Exact copies of all the lines below are wanted, without a single picture.

+++ Records for processing +++

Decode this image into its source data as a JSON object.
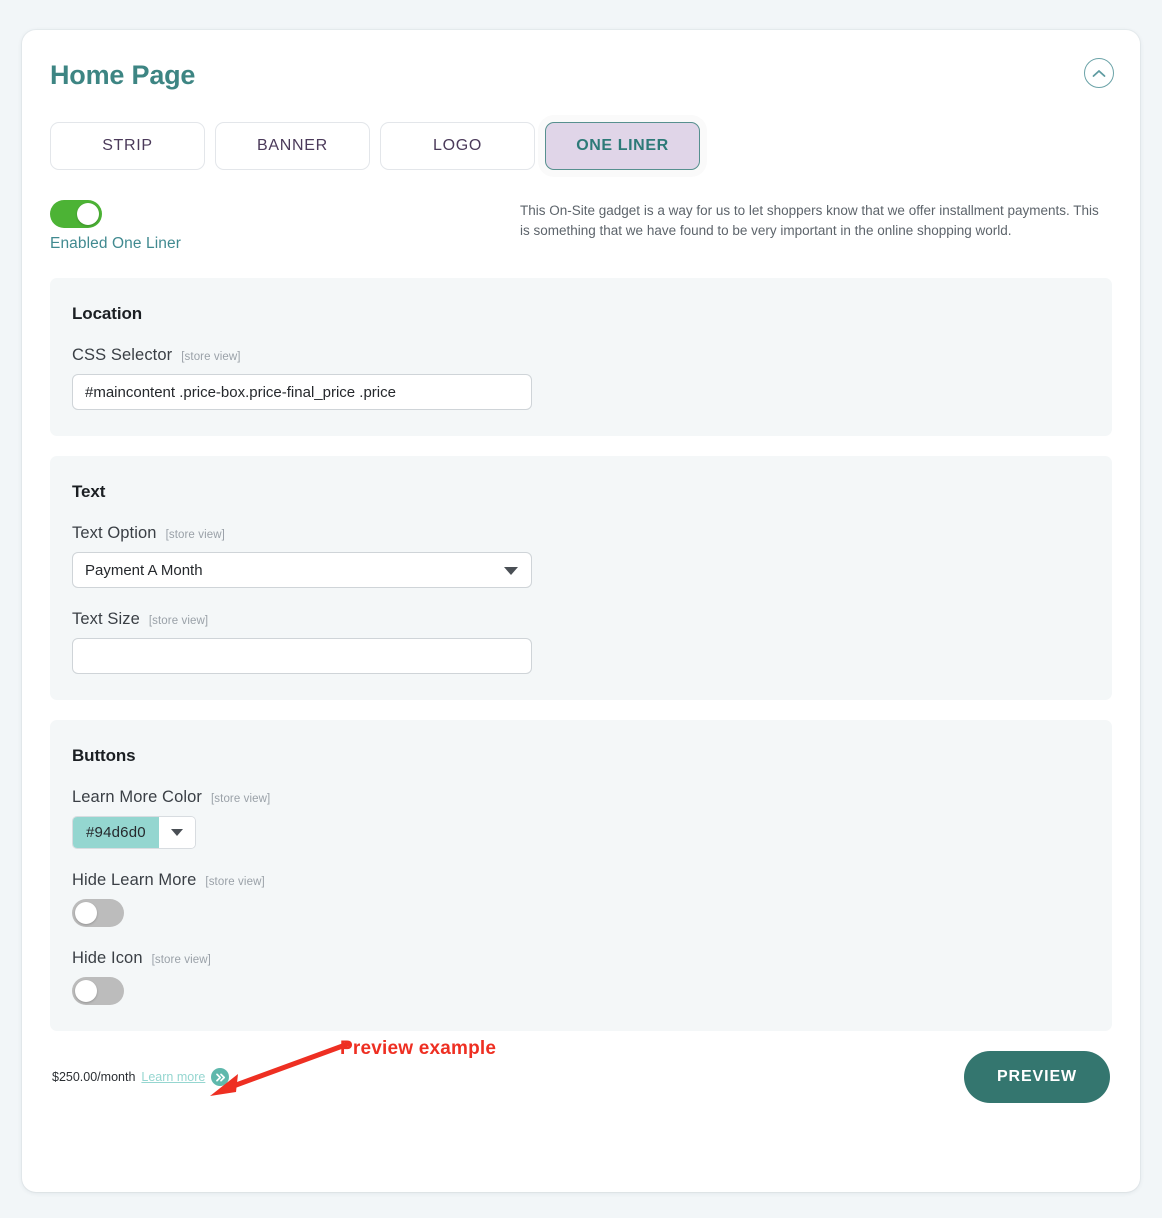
{
  "header": {
    "title": "Home Page",
    "collapse_icon": "chevron-up-circle-icon"
  },
  "tabs": [
    {
      "label": "STRIP",
      "active": false
    },
    {
      "label": "BANNER",
      "active": false
    },
    {
      "label": "LOGO",
      "active": false
    },
    {
      "label": "ONE LINER",
      "active": true
    }
  ],
  "enable": {
    "toggle_state": "on",
    "label": "Enabled One Liner",
    "description": "This On-Site gadget is a way for us to let shoppers know that we offer installment payments. This is something that we have found to be very important in the online shopping world."
  },
  "sections": {
    "location": {
      "title": "Location",
      "css_selector": {
        "label": "CSS Selector",
        "scope": "[store view]",
        "value": "#maincontent .price-box.price-final_price .price",
        "placeholder": ""
      }
    },
    "text": {
      "title": "Text",
      "text_option": {
        "label": "Text Option",
        "scope": "[store view]",
        "value": "Payment A Month",
        "options": [
          "Payment A Month"
        ],
        "caret_icon": "chevron-down-icon"
      },
      "text_size": {
        "label": "Text Size",
        "scope": "[store view]",
        "value": "",
        "placeholder": ""
      }
    },
    "buttons": {
      "title": "Buttons",
      "learn_more_color": {
        "label": "Learn More Color",
        "scope": "[store view]",
        "value": "#94d6d0",
        "swatch_color": "#94d6d0",
        "caret_icon": "chevron-down-icon"
      },
      "hide_learn_more": {
        "label": "Hide Learn More",
        "scope": "[store view]",
        "toggle_state": "off"
      },
      "hide_icon": {
        "label": "Hide Icon",
        "scope": "[store view]",
        "toggle_state": "off"
      }
    }
  },
  "preview": {
    "price_text": "$250.00/month",
    "learn_more_label": "Learn more",
    "chevron_icon": "double-chevron-right-icon",
    "button_label": "PREVIEW"
  },
  "annotation": {
    "text": "Preview example",
    "color": "#ee2f22",
    "arrow_icon": "arrow-down-left-icon"
  },
  "colors": {
    "title_teal": "#3d8583",
    "active_tab_bg": "#e0d5e8",
    "active_tab_text": "#2d7a78",
    "toggle_on_green": "#4cb335",
    "panel_bg": "#f4f7f8",
    "preview_button_bg": "#34766f",
    "page_bg": "#f2f6f8"
  }
}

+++

● The answer
Decode this image into its source data as a JSON object.
{
  "header": {
    "title": "Home Page",
    "collapse_icon": "chevron-up-circle-icon"
  },
  "tabs": [
    {
      "label": "STRIP",
      "active": false
    },
    {
      "label": "BANNER",
      "active": false
    },
    {
      "label": "LOGO",
      "active": false
    },
    {
      "label": "ONE LINER",
      "active": true
    }
  ],
  "enable": {
    "toggle_state": "on",
    "label": "Enabled One Liner",
    "description": "This On-Site gadget is a way for us to let shoppers know that we offer installment payments. This is something that we have found to be very important in the online shopping world."
  },
  "sections": {
    "location": {
      "title": "Location",
      "css_selector": {
        "label": "CSS Selector",
        "scope": "[store view]",
        "value": "#maincontent .price-box.price-final_price .price",
        "placeholder": ""
      }
    },
    "text": {
      "title": "Text",
      "text_option": {
        "label": "Text Option",
        "scope": "[store view]",
        "value": "Payment A Month",
        "options": [
          "Payment A Month"
        ],
        "caret_icon": "chevron-down-icon"
      },
      "text_size": {
        "label": "Text Size",
        "scope": "[store view]",
        "value": "",
        "placeholder": ""
      }
    },
    "buttons": {
      "title": "Buttons",
      "learn_more_color": {
        "label": "Learn More Color",
        "scope": "[store view]",
        "value": "#94d6d0",
        "swatch_color": "#94d6d0",
        "caret_icon": "chevron-down-icon"
      },
      "hide_learn_more": {
        "label": "Hide Learn More",
        "scope": "[store view]",
        "toggle_state": "off"
      },
      "hide_icon": {
        "label": "Hide Icon",
        "scope": "[store view]",
        "toggle_state": "off"
      }
    }
  },
  "preview": {
    "price_text": "$250.00/month",
    "learn_more_label": "Learn more",
    "chevron_icon": "double-chevron-right-icon",
    "button_label": "PREVIEW"
  },
  "annotation": {
    "text": "Preview example",
    "color": "#ee2f22",
    "arrow_icon": "arrow-down-left-icon"
  },
  "colors": {
    "title_teal": "#3d8583",
    "active_tab_bg": "#e0d5e8",
    "active_tab_text": "#2d7a78",
    "toggle_on_green": "#4cb335",
    "panel_bg": "#f4f7f8",
    "preview_button_bg": "#34766f",
    "page_bg": "#f2f6f8"
  }
}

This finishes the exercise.